Data about app and page elements

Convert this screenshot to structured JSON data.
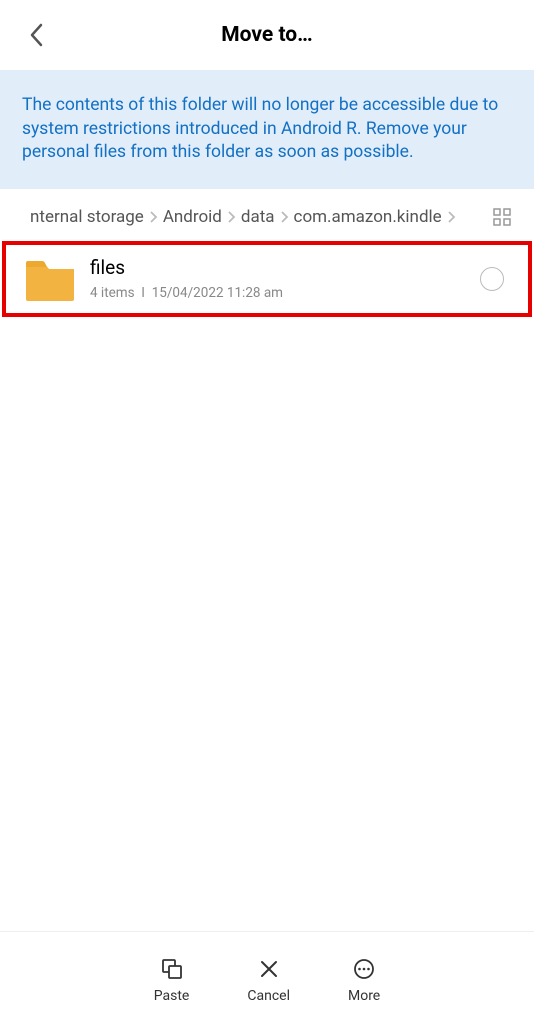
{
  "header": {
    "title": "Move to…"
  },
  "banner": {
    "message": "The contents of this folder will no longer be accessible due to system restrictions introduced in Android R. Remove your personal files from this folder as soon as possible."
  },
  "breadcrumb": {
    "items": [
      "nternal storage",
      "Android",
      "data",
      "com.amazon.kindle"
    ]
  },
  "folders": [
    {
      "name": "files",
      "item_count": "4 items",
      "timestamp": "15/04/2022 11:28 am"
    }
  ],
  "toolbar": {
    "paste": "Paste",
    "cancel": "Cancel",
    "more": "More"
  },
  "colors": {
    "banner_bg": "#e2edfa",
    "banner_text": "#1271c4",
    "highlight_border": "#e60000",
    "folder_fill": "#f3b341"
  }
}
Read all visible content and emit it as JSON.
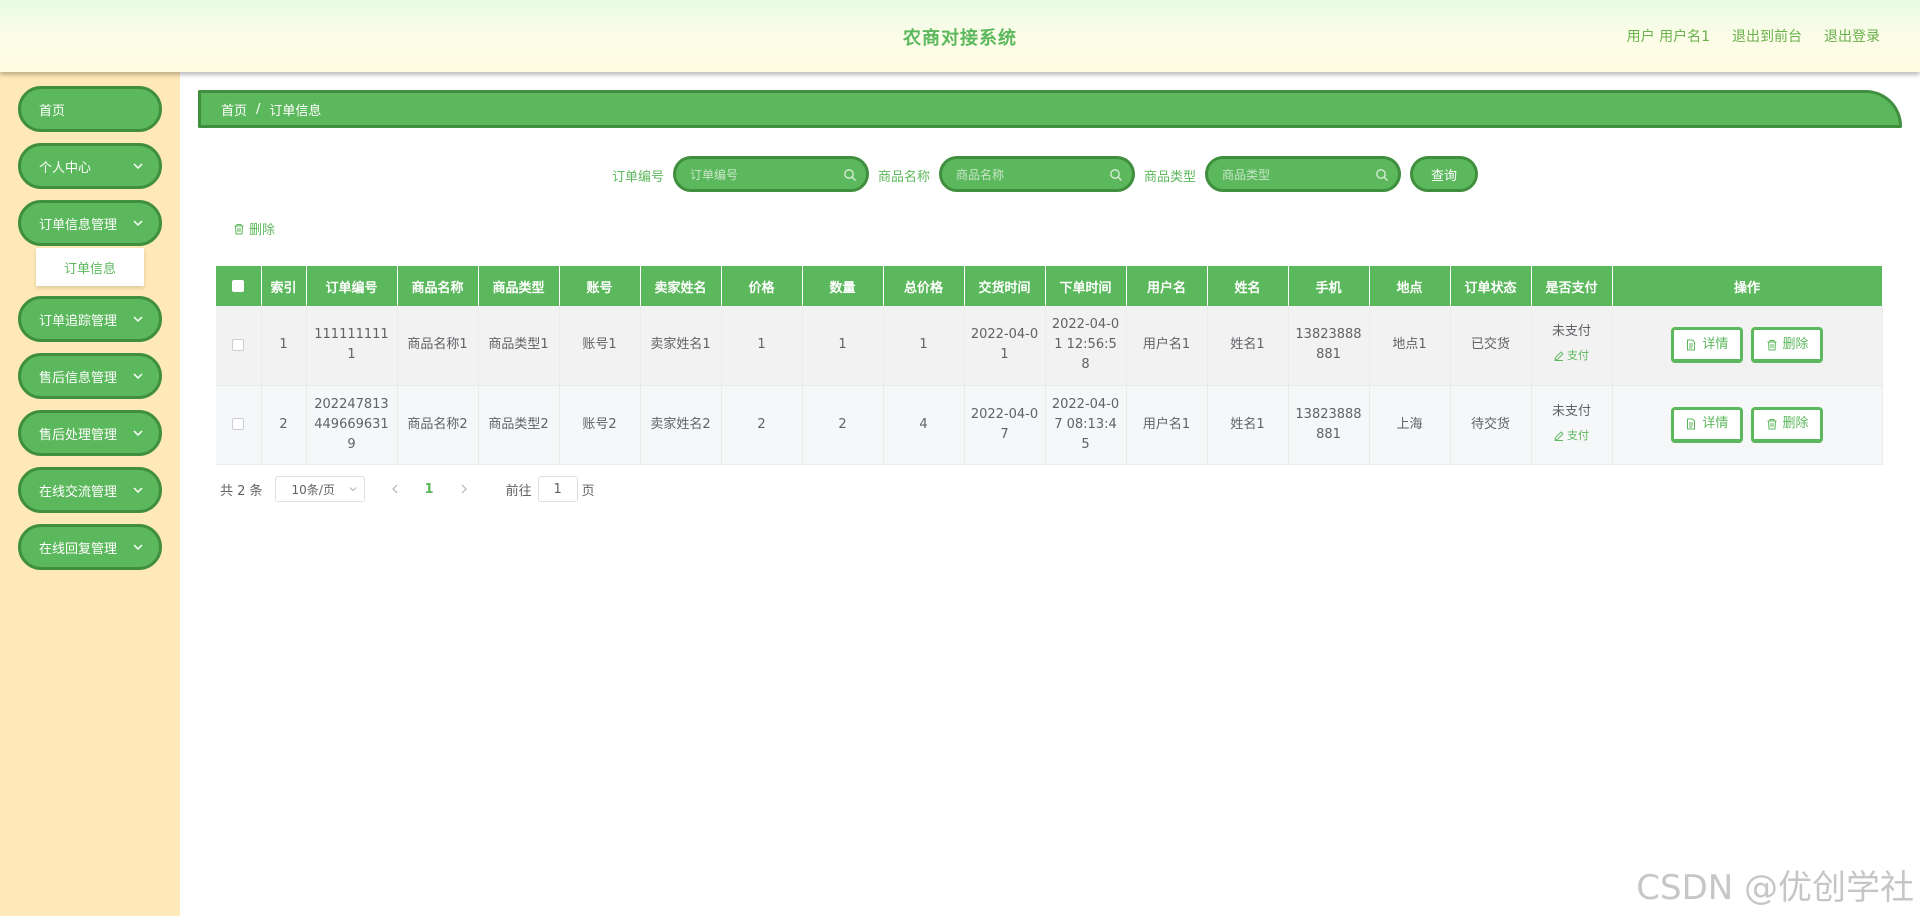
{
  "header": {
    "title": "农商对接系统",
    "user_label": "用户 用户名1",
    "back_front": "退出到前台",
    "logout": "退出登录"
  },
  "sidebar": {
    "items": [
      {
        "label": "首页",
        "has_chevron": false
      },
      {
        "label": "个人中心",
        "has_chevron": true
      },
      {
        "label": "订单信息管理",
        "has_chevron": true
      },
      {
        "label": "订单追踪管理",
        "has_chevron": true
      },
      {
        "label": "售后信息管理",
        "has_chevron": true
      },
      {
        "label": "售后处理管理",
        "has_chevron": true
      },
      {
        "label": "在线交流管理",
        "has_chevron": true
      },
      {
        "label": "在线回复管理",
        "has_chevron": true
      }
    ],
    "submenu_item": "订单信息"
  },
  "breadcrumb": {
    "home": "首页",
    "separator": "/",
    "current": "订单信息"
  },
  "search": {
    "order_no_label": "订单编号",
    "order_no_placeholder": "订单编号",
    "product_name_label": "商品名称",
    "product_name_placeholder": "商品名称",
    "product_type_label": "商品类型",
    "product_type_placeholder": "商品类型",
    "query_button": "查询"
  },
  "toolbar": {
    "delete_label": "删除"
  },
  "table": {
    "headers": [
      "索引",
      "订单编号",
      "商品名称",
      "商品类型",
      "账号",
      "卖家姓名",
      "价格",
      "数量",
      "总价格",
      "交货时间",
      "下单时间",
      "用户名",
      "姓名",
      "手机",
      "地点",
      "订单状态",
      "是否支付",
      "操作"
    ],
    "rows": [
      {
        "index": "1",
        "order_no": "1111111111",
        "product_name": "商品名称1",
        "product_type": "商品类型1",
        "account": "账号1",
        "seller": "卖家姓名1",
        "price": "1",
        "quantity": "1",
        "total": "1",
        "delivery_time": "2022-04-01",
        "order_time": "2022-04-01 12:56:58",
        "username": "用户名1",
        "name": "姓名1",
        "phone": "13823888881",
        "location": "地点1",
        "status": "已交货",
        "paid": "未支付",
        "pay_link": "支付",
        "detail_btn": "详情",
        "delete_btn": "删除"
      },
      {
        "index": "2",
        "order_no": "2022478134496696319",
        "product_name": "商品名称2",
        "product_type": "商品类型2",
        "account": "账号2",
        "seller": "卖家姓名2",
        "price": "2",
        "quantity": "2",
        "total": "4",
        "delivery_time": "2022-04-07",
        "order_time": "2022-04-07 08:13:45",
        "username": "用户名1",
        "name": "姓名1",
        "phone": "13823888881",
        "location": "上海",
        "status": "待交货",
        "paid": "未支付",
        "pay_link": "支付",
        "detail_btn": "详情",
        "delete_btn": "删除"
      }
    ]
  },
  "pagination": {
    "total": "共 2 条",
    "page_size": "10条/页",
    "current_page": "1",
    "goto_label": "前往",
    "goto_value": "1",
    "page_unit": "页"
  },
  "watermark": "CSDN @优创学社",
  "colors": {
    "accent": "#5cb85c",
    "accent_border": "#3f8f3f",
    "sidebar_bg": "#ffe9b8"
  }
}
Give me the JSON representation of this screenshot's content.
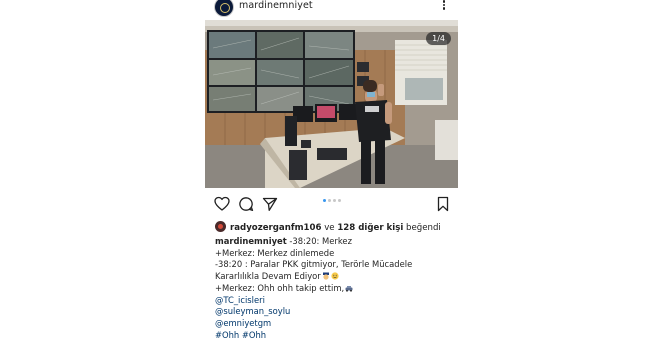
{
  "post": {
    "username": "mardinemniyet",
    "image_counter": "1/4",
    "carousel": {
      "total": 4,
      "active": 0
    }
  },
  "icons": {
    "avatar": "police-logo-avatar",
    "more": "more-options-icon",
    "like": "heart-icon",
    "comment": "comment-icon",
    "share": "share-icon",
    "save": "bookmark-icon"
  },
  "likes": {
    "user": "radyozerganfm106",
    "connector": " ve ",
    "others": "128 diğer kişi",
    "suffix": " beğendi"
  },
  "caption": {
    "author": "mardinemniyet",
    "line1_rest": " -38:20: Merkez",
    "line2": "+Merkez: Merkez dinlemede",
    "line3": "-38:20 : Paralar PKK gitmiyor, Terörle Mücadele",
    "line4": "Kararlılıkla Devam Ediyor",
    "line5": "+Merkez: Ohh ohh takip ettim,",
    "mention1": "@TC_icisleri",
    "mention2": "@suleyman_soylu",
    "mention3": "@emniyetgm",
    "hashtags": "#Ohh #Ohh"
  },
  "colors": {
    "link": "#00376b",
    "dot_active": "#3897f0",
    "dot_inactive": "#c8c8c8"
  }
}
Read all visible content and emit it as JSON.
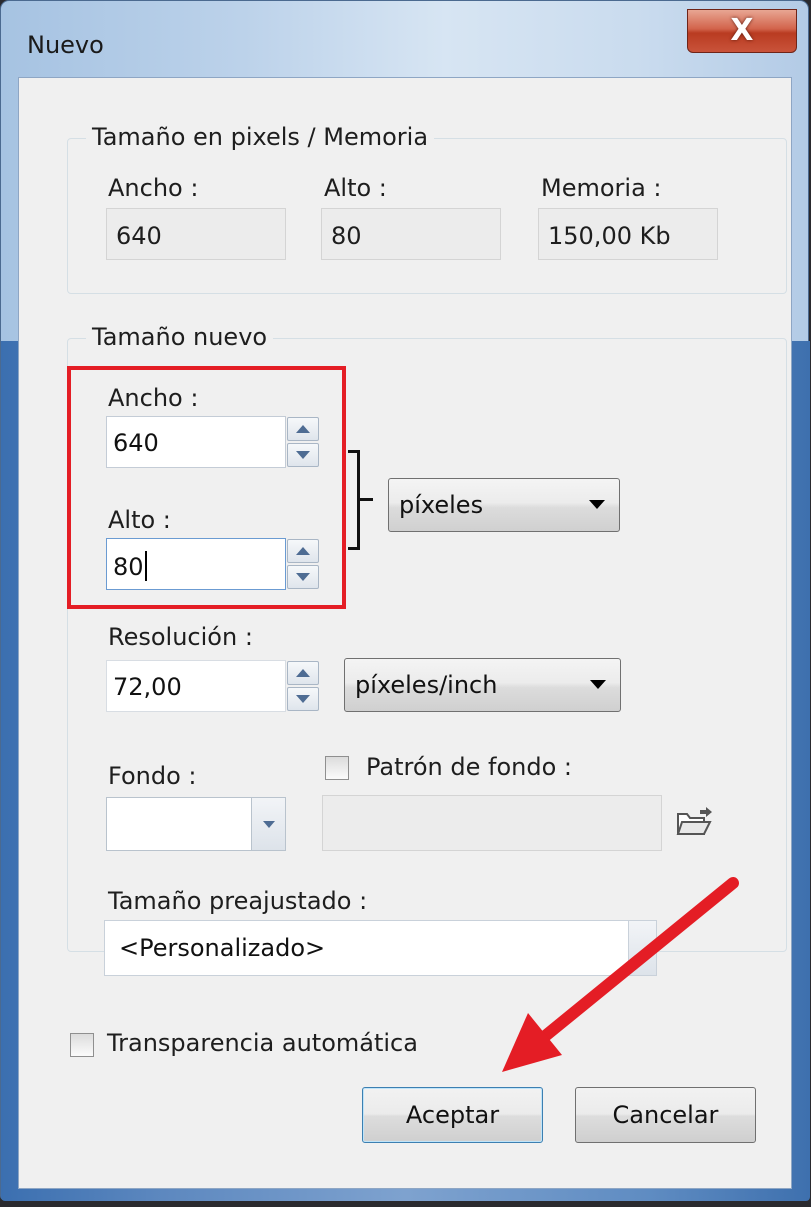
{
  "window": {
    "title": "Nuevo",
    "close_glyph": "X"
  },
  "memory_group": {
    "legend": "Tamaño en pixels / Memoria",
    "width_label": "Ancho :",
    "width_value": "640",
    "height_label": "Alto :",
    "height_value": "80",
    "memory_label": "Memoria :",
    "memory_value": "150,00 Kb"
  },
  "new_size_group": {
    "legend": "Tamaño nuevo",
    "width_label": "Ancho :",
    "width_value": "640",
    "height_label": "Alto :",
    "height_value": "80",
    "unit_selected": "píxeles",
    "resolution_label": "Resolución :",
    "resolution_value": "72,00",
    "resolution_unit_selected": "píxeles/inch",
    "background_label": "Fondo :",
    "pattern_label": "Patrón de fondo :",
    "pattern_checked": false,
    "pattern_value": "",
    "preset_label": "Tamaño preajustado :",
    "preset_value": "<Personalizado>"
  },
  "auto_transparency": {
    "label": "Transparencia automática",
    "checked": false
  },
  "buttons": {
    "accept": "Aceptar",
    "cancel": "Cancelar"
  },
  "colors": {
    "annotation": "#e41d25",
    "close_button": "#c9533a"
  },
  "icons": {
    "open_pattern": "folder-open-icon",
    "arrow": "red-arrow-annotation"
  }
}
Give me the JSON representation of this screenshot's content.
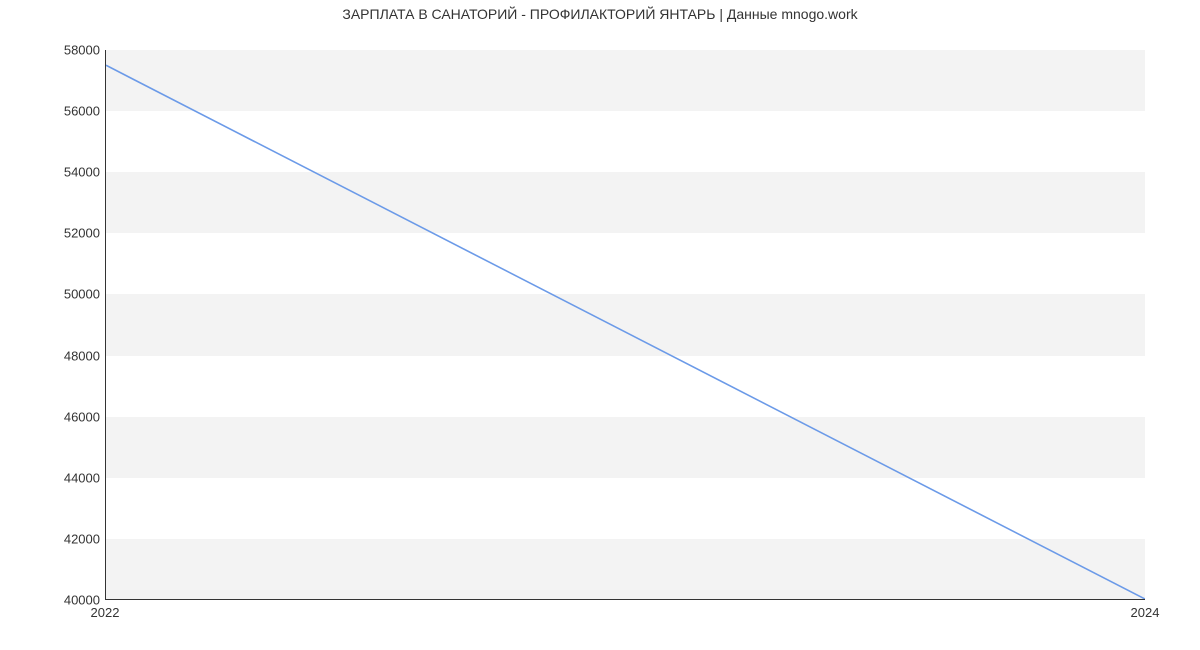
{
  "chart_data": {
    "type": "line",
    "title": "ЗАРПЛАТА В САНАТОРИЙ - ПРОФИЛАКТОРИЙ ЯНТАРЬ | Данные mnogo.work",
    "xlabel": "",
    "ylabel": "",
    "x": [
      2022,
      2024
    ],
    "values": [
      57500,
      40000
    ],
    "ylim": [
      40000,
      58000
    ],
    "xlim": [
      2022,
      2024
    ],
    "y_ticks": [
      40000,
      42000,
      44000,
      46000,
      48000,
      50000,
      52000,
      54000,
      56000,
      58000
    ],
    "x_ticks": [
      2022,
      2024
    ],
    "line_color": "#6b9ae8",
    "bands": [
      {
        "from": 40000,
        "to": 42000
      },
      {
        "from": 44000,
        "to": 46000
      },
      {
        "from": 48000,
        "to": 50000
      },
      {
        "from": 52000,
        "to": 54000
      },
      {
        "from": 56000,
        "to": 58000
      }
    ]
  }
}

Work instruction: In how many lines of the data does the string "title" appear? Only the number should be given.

The answer: 4